Tampa 2

In the T2 variant, several changes were made.

First, the MLB was required to play deeper, and to be a faster, coverage kind of LB.

Second, the defensive line was modified to be a platoon of 1-gap players. The sole job of the DL was now to get a pass rush, and to do it with little to no help from the LBs.

While the (West Coast Offense) short, high percentage passes to set up the run was killing other teams, "T2" defenses had LBs and CBs in place to make a hit almost everywhere on the field. Thus the T2 did the job it was designed to do; stop the WCO.

Does the T2 stack up well against other offenses? Well that depends. The rule of thumb in assesing match-ups is that "the team that masters their own system better is the better team". That being said, some systems trump (to some extent) other systems.

There are weaknesses in the T2.

A power running team can run up the gut and take advantage of the 1-gap line, the deep MLB, and the widened OLBs.

Passes to the seams are deadly too, and the natural allignment of TEs allow them to be a threat in that area. Deep passes down the sideline are also potential dangers.

The T2 is a bend-don't break system. The offense may score, but they will spend a lot of time trying to do it. With the high number of plays it takes to move the ball downthe field, the T2 coordinator is betting that the offense has more oppostunities to make a mistake (a fumble forced by the hard hitting zone players, or an interception). On the other hand, teams that like to "eat clock" love to face this kind of defense. It's all a matter of taste.

Who runs the system? Right now the T2 is run by INDY, CHI, MINN, and DET. KC used to run the scheme, but seems to be moving away from it. TB and BUF also ran the system for awhile, and seem to be moving in other directions.

One interesting team is SD. They run a 1-gap version of the 3-4 (yes, there are 3-4 teams that are 1-gap and we'll cover this next week) that is very similar to a 3-4 T2 in execution, as does DAL. It is more correctly called the "Phillips System" (after Bum Phillips, father of former Denver HC and DEF coordinator Wade Phillips), and moving further from T2 every year with the emphasis now on man coverage CBs.

So if C2 is a system, is C3 a system? No. The alignment of two safeties deep in order to cover two deep zones is common in most systems. What is NOT common is to have three safeties on the field, or to have three players playing in deep zone. If such a thing happens, the formation may be called a "cover three". But Cover Two and Cover Three are different contexts all together. C2 is a system. C3 is a formation. In fact, C2 is the proper name for a system, but like many football terms it can be misleading. It has nothing to do in today's game with the fact that a team has two safeties deep.

The original C2 system still exists, but is rarely used for long by teams as it is sometimes a "transitional system". The T2 is the only surviving variant.

Some trivia:

So why is it called the "Cover Two"? Because in the early days of football there weren't two players playing in deep zones. At the time, the concept of multiple zones and players lining up more than a few yards from scrimmage was unheard of.

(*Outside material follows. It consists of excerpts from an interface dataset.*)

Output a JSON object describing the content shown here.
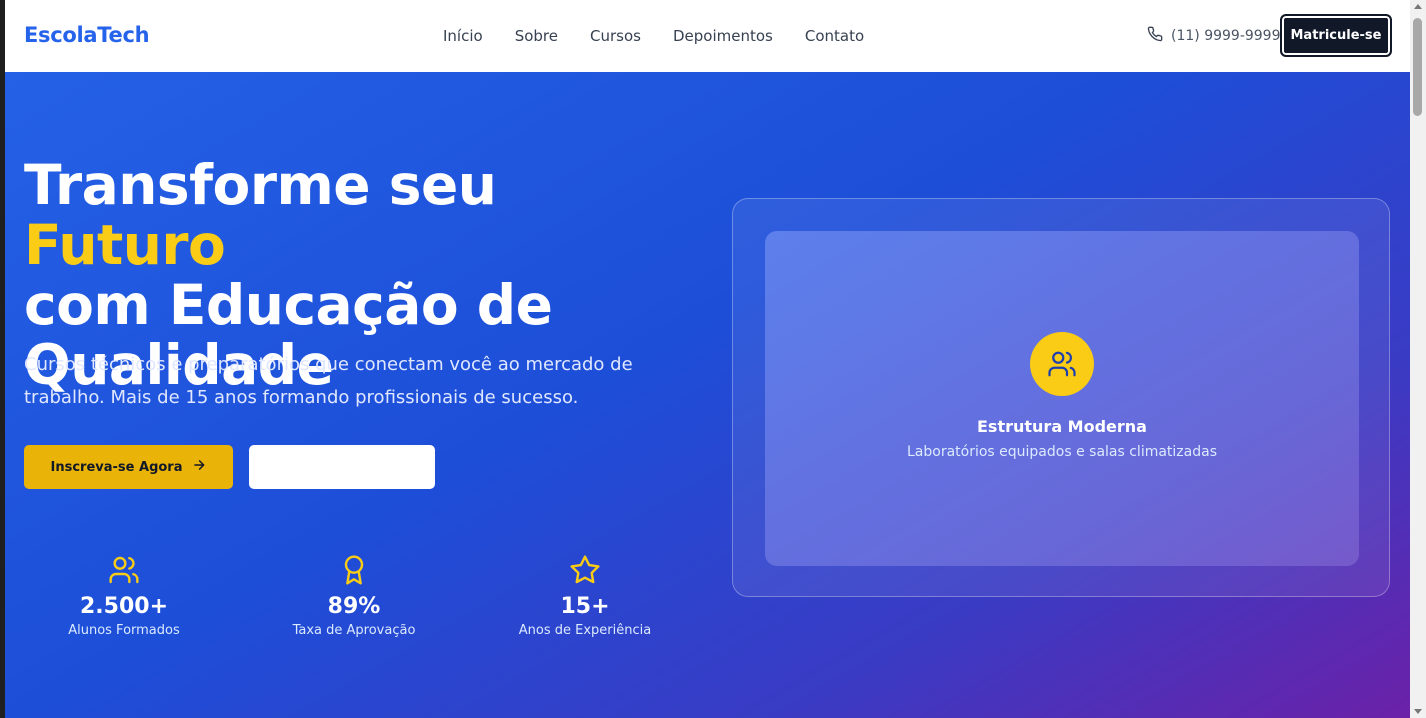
{
  "header": {
    "logo": "EscolaTech",
    "nav": [
      "Início",
      "Sobre",
      "Cursos",
      "Depoimentos",
      "Contato"
    ],
    "phone": "(11) 9999-9999",
    "cta": "Matricule-se"
  },
  "hero": {
    "title_part1": "Transforme seu ",
    "title_accent": "Futuro",
    "title_part2": "com Educação de Qualidade",
    "subtitle": "Cursos técnicos e preparatórios que conectam você ao mercado de trabalho. Mais de 15 anos formando profissionais de sucesso.",
    "primary_button": "Inscreva-se Agora",
    "secondary_button": ""
  },
  "stats": [
    {
      "icon": "users-icon",
      "value": "2.500+",
      "label": "Alunos Formados"
    },
    {
      "icon": "award-icon",
      "value": "89%",
      "label": "Taxa de Aprovação"
    },
    {
      "icon": "star-icon",
      "value": "15+",
      "label": "Anos de Experiência"
    }
  ],
  "feature": {
    "icon": "users-icon",
    "title": "Estrutura Moderna",
    "description": "Laboratórios equipados e salas climatizadas"
  },
  "colors": {
    "brand": "#2563eb",
    "accent": "#facc15",
    "button_primary": "#eab308",
    "dark_button": "#111827"
  }
}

The C2 can lay claim to one enduring concept. Most teams in the NFL operate with two deep safeties, even if the rest of the system isn't in vogue.

The famous "Steel Curtain" was a cover two system (not a T2 at all). Dungy used the knowledge he gained from playing for the Steelers to turn the more balanced "Steel Curtain C2" into an entirely different, pass defense oriented, Tampa 2.

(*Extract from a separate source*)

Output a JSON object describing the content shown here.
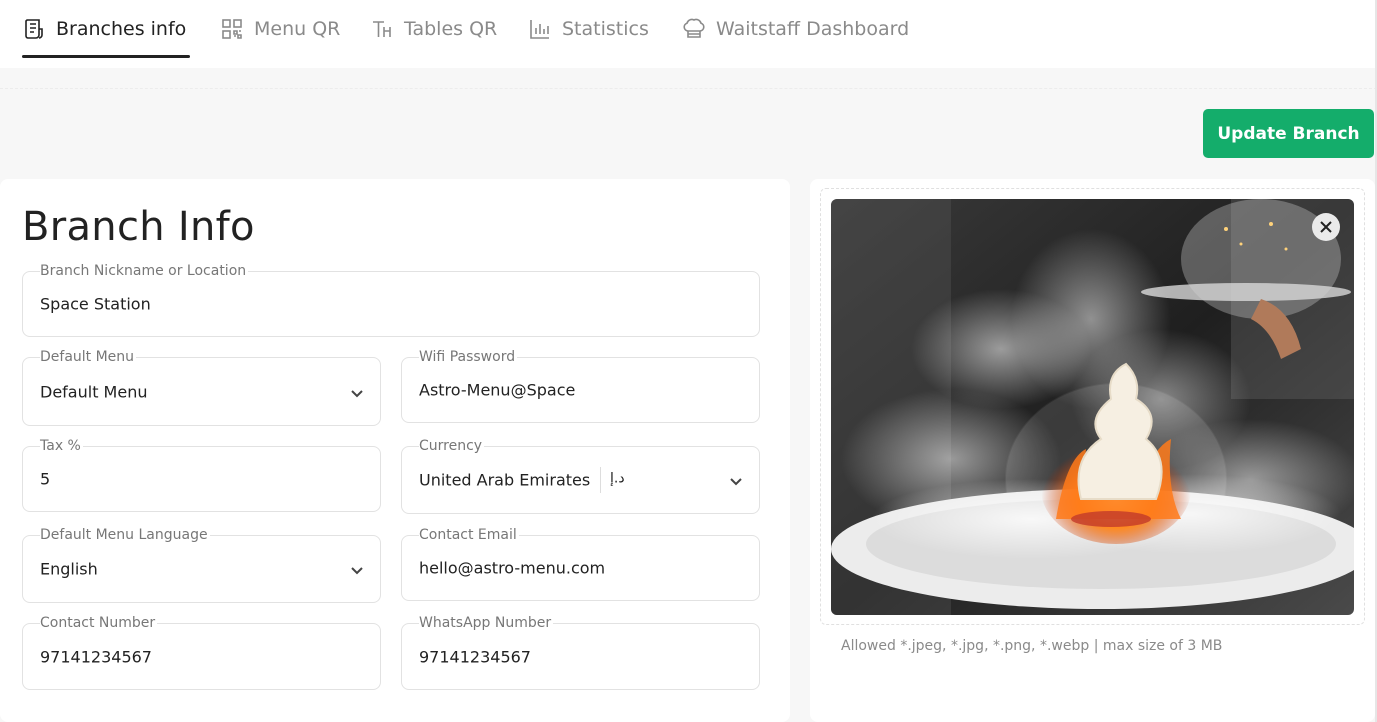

Any questions on the C2, T2, or anything else related to systems or Xs and Os on the field? Drop a comment down below. There are a lot of members with a lot of knowledge on the site in many areas of football, ranging from Broncos history to salary cap rules. We're all here to help, and no question is too simple.

Have an idea for a future University article? Let me know. I've got quite a list already, and your idea would be a welcome addition.

Next week I'll be covering the three major systems being run in 3-4 formations in today's NFL.

Take Care!